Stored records
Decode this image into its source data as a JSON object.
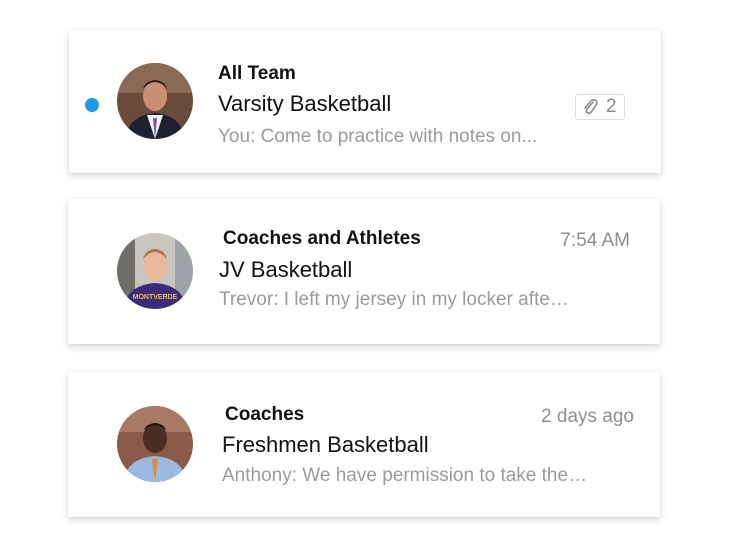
{
  "threads": [
    {
      "group": "All Team",
      "subject": "Varsity Basketball",
      "preview": "You: Come to practice with notes on...",
      "unread": true,
      "attachment_count": "2",
      "avatar_icon": "avatar-man-suit"
    },
    {
      "group": "Coaches and Athletes",
      "subject": "JV Basketball",
      "preview": "Trevor: I left my jersey in my locker afte…",
      "time": "7:54 AM",
      "avatar_icon": "avatar-young-man-purple-shirt"
    },
    {
      "group": "Coaches",
      "subject": "Freshmen Basketball",
      "preview": "Anthony: We have permission to take the…",
      "time": "2 days ago",
      "avatar_icon": "avatar-man-blue-shirt"
    }
  ],
  "colors": {
    "unread_dot": "#1d9ae2",
    "preview_text": "#9a9a9a",
    "time_text": "#8e8e8e"
  }
}
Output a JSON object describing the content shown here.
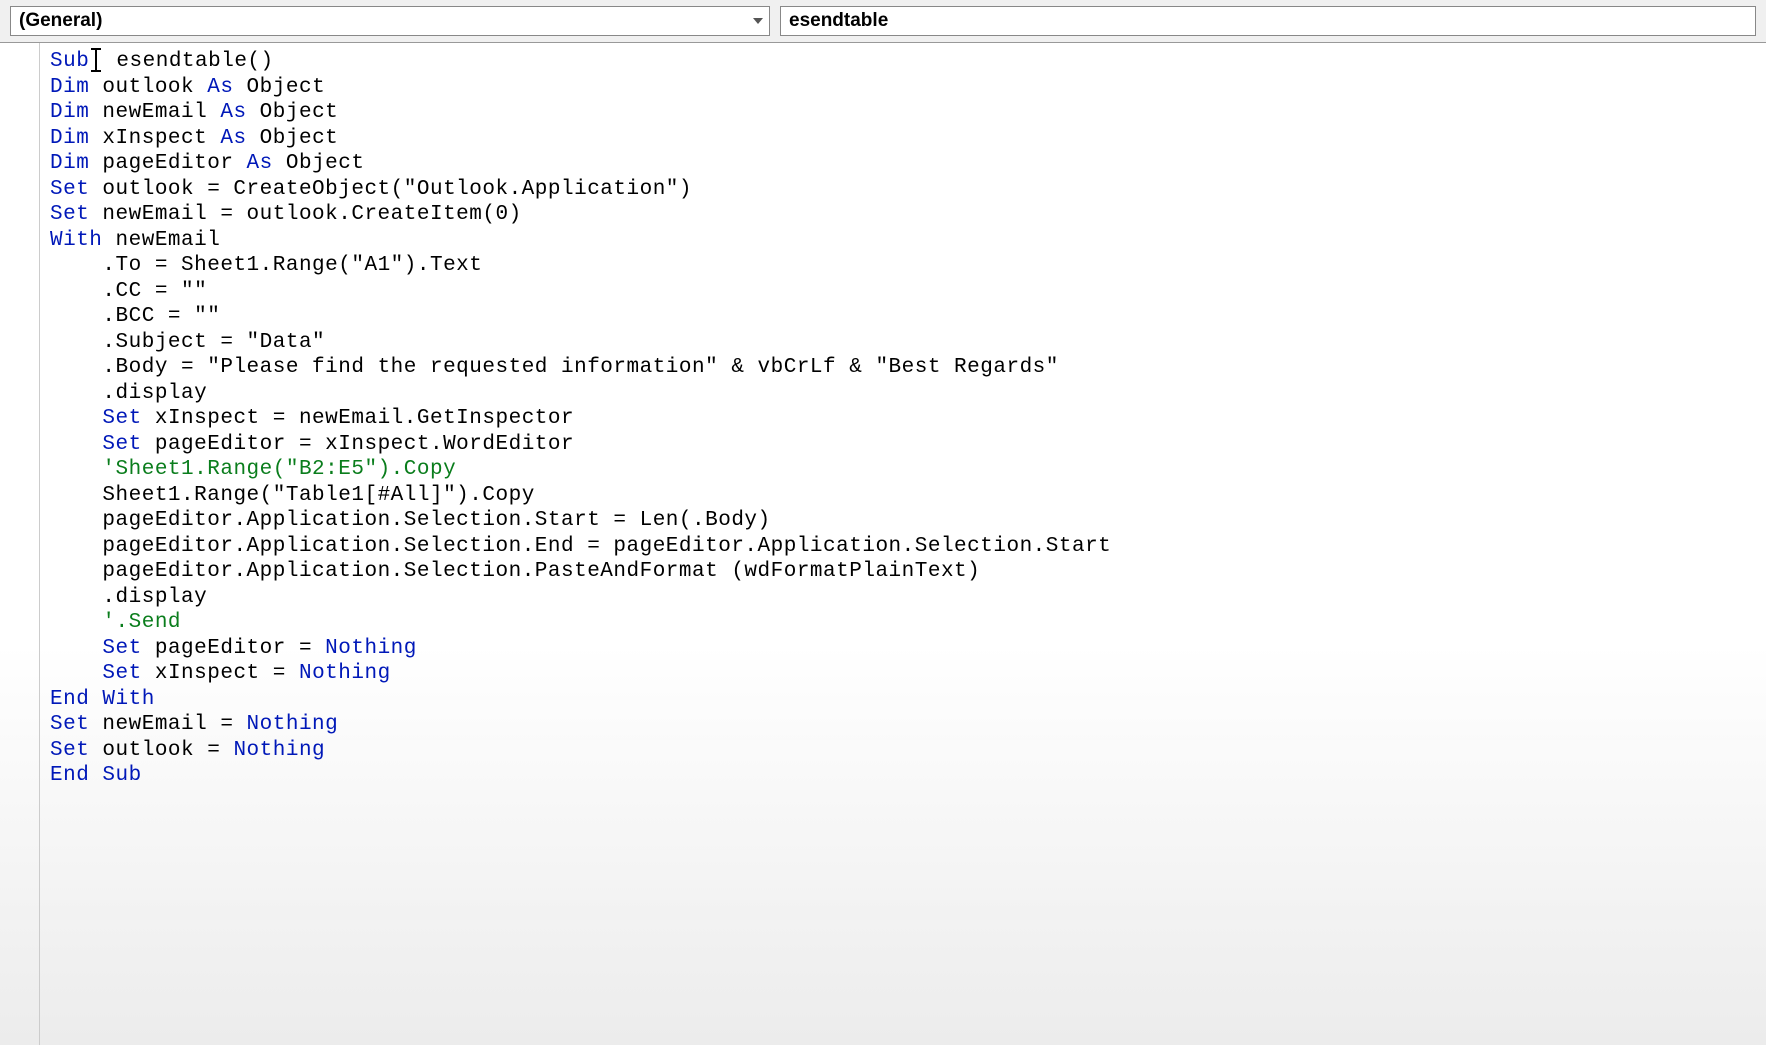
{
  "dropdowns": {
    "object": "(General)",
    "procedure": "esendtable"
  },
  "code": {
    "lines": [
      {
        "indent": 0,
        "tokens": [
          {
            "t": "kw",
            "v": "Sub"
          },
          {
            "t": "txt",
            "v": " esendtable()"
          }
        ]
      },
      {
        "indent": 0,
        "tokens": [
          {
            "t": "kw",
            "v": "Dim"
          },
          {
            "t": "txt",
            "v": " outlook "
          },
          {
            "t": "kw",
            "v": "As"
          },
          {
            "t": "txt",
            "v": " Object"
          }
        ]
      },
      {
        "indent": 0,
        "tokens": [
          {
            "t": "kw",
            "v": "Dim"
          },
          {
            "t": "txt",
            "v": " newEmail "
          },
          {
            "t": "kw",
            "v": "As"
          },
          {
            "t": "txt",
            "v": " Object"
          }
        ]
      },
      {
        "indent": 0,
        "tokens": [
          {
            "t": "kw",
            "v": "Dim"
          },
          {
            "t": "txt",
            "v": " xInspect "
          },
          {
            "t": "kw",
            "v": "As"
          },
          {
            "t": "txt",
            "v": " Object"
          }
        ]
      },
      {
        "indent": 0,
        "tokens": [
          {
            "t": "kw",
            "v": "Dim"
          },
          {
            "t": "txt",
            "v": " pageEditor "
          },
          {
            "t": "kw",
            "v": "As"
          },
          {
            "t": "txt",
            "v": " Object"
          }
        ]
      },
      {
        "indent": 0,
        "tokens": [
          {
            "t": "kw",
            "v": "Set"
          },
          {
            "t": "txt",
            "v": " outlook = CreateObject(\"Outlook.Application\")"
          }
        ]
      },
      {
        "indent": 0,
        "tokens": [
          {
            "t": "kw",
            "v": "Set"
          },
          {
            "t": "txt",
            "v": " newEmail = outlook.CreateItem(0)"
          }
        ]
      },
      {
        "indent": 0,
        "tokens": [
          {
            "t": "kw",
            "v": "With"
          },
          {
            "t": "txt",
            "v": " newEmail"
          }
        ]
      },
      {
        "indent": 1,
        "tokens": [
          {
            "t": "txt",
            "v": ".To = Sheet1.Range(\"A1\").Text"
          }
        ]
      },
      {
        "indent": 1,
        "tokens": [
          {
            "t": "txt",
            "v": ".CC = \"\""
          }
        ]
      },
      {
        "indent": 1,
        "tokens": [
          {
            "t": "txt",
            "v": ".BCC = \"\""
          }
        ]
      },
      {
        "indent": 1,
        "tokens": [
          {
            "t": "txt",
            "v": ".Subject = \"Data\""
          }
        ]
      },
      {
        "indent": 1,
        "tokens": [
          {
            "t": "txt",
            "v": ".Body = \"Please find the requested information\" & vbCrLf & \"Best Regards\""
          }
        ]
      },
      {
        "indent": 1,
        "tokens": [
          {
            "t": "txt",
            "v": ".display"
          }
        ]
      },
      {
        "indent": 1,
        "tokens": [
          {
            "t": "kw",
            "v": "Set"
          },
          {
            "t": "txt",
            "v": " xInspect = newEmail.GetInspector"
          }
        ]
      },
      {
        "indent": 1,
        "tokens": [
          {
            "t": "kw",
            "v": "Set"
          },
          {
            "t": "txt",
            "v": " pageEditor = xInspect.WordEditor"
          }
        ]
      },
      {
        "indent": 1,
        "tokens": [
          {
            "t": "cm",
            "v": "'Sheet1.Range(\"B2:E5\").Copy"
          }
        ]
      },
      {
        "indent": 1,
        "tokens": [
          {
            "t": "txt",
            "v": "Sheet1.Range(\"Table1[#All]\").Copy"
          }
        ]
      },
      {
        "indent": 1,
        "tokens": [
          {
            "t": "txt",
            "v": "pageEditor.Application.Selection.Start = Len(.Body)"
          }
        ]
      },
      {
        "indent": 1,
        "tokens": [
          {
            "t": "txt",
            "v": "pageEditor.Application.Selection.End = pageEditor.Application.Selection.Start"
          }
        ]
      },
      {
        "indent": 1,
        "tokens": [
          {
            "t": "txt",
            "v": "pageEditor.Application.Selection.PasteAndFormat (wdFormatPlainText)"
          }
        ]
      },
      {
        "indent": 1,
        "tokens": [
          {
            "t": "txt",
            "v": ".display"
          }
        ]
      },
      {
        "indent": 1,
        "tokens": [
          {
            "t": "cm",
            "v": "'.Send"
          }
        ]
      },
      {
        "indent": 1,
        "tokens": [
          {
            "t": "kw",
            "v": "Set"
          },
          {
            "t": "txt",
            "v": " pageEditor = "
          },
          {
            "t": "kw",
            "v": "Nothing"
          }
        ]
      },
      {
        "indent": 1,
        "tokens": [
          {
            "t": "kw",
            "v": "Set"
          },
          {
            "t": "txt",
            "v": " xInspect = "
          },
          {
            "t": "kw",
            "v": "Nothing"
          }
        ]
      },
      {
        "indent": 0,
        "tokens": [
          {
            "t": "kw",
            "v": "End With"
          }
        ]
      },
      {
        "indent": 0,
        "tokens": [
          {
            "t": "kw",
            "v": "Set"
          },
          {
            "t": "txt",
            "v": " newEmail = "
          },
          {
            "t": "kw",
            "v": "Nothing"
          }
        ]
      },
      {
        "indent": 0,
        "tokens": [
          {
            "t": "kw",
            "v": "Set"
          },
          {
            "t": "txt",
            "v": " outlook = "
          },
          {
            "t": "kw",
            "v": "Nothing"
          }
        ]
      },
      {
        "indent": 0,
        "tokens": [
          {
            "t": "kw",
            "v": "End Sub"
          }
        ]
      }
    ]
  },
  "cursor": {
    "line": 0,
    "after_token": 0
  }
}
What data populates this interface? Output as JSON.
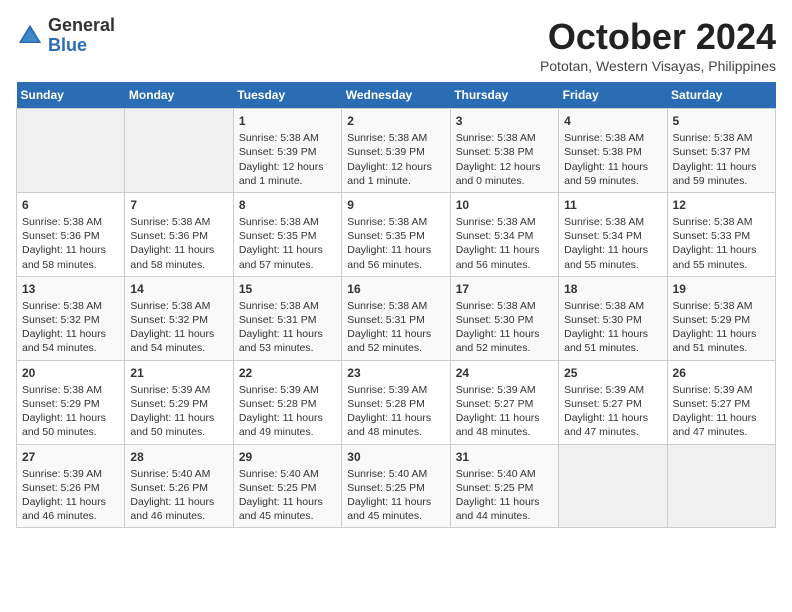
{
  "header": {
    "logo": {
      "general": "General",
      "blue": "Blue"
    },
    "title": "October 2024",
    "location": "Pototan, Western Visayas, Philippines"
  },
  "days_of_week": [
    "Sunday",
    "Monday",
    "Tuesday",
    "Wednesday",
    "Thursday",
    "Friday",
    "Saturday"
  ],
  "weeks": [
    [
      {
        "day": "",
        "empty": true
      },
      {
        "day": "",
        "empty": true
      },
      {
        "day": "1",
        "sunrise": "5:38 AM",
        "sunset": "5:39 PM",
        "daylight": "12 hours and 1 minute."
      },
      {
        "day": "2",
        "sunrise": "5:38 AM",
        "sunset": "5:39 PM",
        "daylight": "12 hours and 1 minute."
      },
      {
        "day": "3",
        "sunrise": "5:38 AM",
        "sunset": "5:38 PM",
        "daylight": "12 hours and 0 minutes."
      },
      {
        "day": "4",
        "sunrise": "5:38 AM",
        "sunset": "5:38 PM",
        "daylight": "11 hours and 59 minutes."
      },
      {
        "day": "5",
        "sunrise": "5:38 AM",
        "sunset": "5:37 PM",
        "daylight": "11 hours and 59 minutes."
      }
    ],
    [
      {
        "day": "6",
        "sunrise": "5:38 AM",
        "sunset": "5:36 PM",
        "daylight": "11 hours and 58 minutes."
      },
      {
        "day": "7",
        "sunrise": "5:38 AM",
        "sunset": "5:36 PM",
        "daylight": "11 hours and 58 minutes."
      },
      {
        "day": "8",
        "sunrise": "5:38 AM",
        "sunset": "5:35 PM",
        "daylight": "11 hours and 57 minutes."
      },
      {
        "day": "9",
        "sunrise": "5:38 AM",
        "sunset": "5:35 PM",
        "daylight": "11 hours and 56 minutes."
      },
      {
        "day": "10",
        "sunrise": "5:38 AM",
        "sunset": "5:34 PM",
        "daylight": "11 hours and 56 minutes."
      },
      {
        "day": "11",
        "sunrise": "5:38 AM",
        "sunset": "5:34 PM",
        "daylight": "11 hours and 55 minutes."
      },
      {
        "day": "12",
        "sunrise": "5:38 AM",
        "sunset": "5:33 PM",
        "daylight": "11 hours and 55 minutes."
      }
    ],
    [
      {
        "day": "13",
        "sunrise": "5:38 AM",
        "sunset": "5:32 PM",
        "daylight": "11 hours and 54 minutes."
      },
      {
        "day": "14",
        "sunrise": "5:38 AM",
        "sunset": "5:32 PM",
        "daylight": "11 hours and 54 minutes."
      },
      {
        "day": "15",
        "sunrise": "5:38 AM",
        "sunset": "5:31 PM",
        "daylight": "11 hours and 53 minutes."
      },
      {
        "day": "16",
        "sunrise": "5:38 AM",
        "sunset": "5:31 PM",
        "daylight": "11 hours and 52 minutes."
      },
      {
        "day": "17",
        "sunrise": "5:38 AM",
        "sunset": "5:30 PM",
        "daylight": "11 hours and 52 minutes."
      },
      {
        "day": "18",
        "sunrise": "5:38 AM",
        "sunset": "5:30 PM",
        "daylight": "11 hours and 51 minutes."
      },
      {
        "day": "19",
        "sunrise": "5:38 AM",
        "sunset": "5:29 PM",
        "daylight": "11 hours and 51 minutes."
      }
    ],
    [
      {
        "day": "20",
        "sunrise": "5:38 AM",
        "sunset": "5:29 PM",
        "daylight": "11 hours and 50 minutes."
      },
      {
        "day": "21",
        "sunrise": "5:39 AM",
        "sunset": "5:29 PM",
        "daylight": "11 hours and 50 minutes."
      },
      {
        "day": "22",
        "sunrise": "5:39 AM",
        "sunset": "5:28 PM",
        "daylight": "11 hours and 49 minutes."
      },
      {
        "day": "23",
        "sunrise": "5:39 AM",
        "sunset": "5:28 PM",
        "daylight": "11 hours and 48 minutes."
      },
      {
        "day": "24",
        "sunrise": "5:39 AM",
        "sunset": "5:27 PM",
        "daylight": "11 hours and 48 minutes."
      },
      {
        "day": "25",
        "sunrise": "5:39 AM",
        "sunset": "5:27 PM",
        "daylight": "11 hours and 47 minutes."
      },
      {
        "day": "26",
        "sunrise": "5:39 AM",
        "sunset": "5:27 PM",
        "daylight": "11 hours and 47 minutes."
      }
    ],
    [
      {
        "day": "27",
        "sunrise": "5:39 AM",
        "sunset": "5:26 PM",
        "daylight": "11 hours and 46 minutes."
      },
      {
        "day": "28",
        "sunrise": "5:40 AM",
        "sunset": "5:26 PM",
        "daylight": "11 hours and 46 minutes."
      },
      {
        "day": "29",
        "sunrise": "5:40 AM",
        "sunset": "5:25 PM",
        "daylight": "11 hours and 45 minutes."
      },
      {
        "day": "30",
        "sunrise": "5:40 AM",
        "sunset": "5:25 PM",
        "daylight": "11 hours and 45 minutes."
      },
      {
        "day": "31",
        "sunrise": "5:40 AM",
        "sunset": "5:25 PM",
        "daylight": "11 hours and 44 minutes."
      },
      {
        "day": "",
        "empty": true
      },
      {
        "day": "",
        "empty": true
      }
    ]
  ],
  "labels": {
    "sunrise": "Sunrise:",
    "sunset": "Sunset:",
    "daylight": "Daylight:"
  }
}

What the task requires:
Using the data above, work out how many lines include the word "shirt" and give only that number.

Task result:
2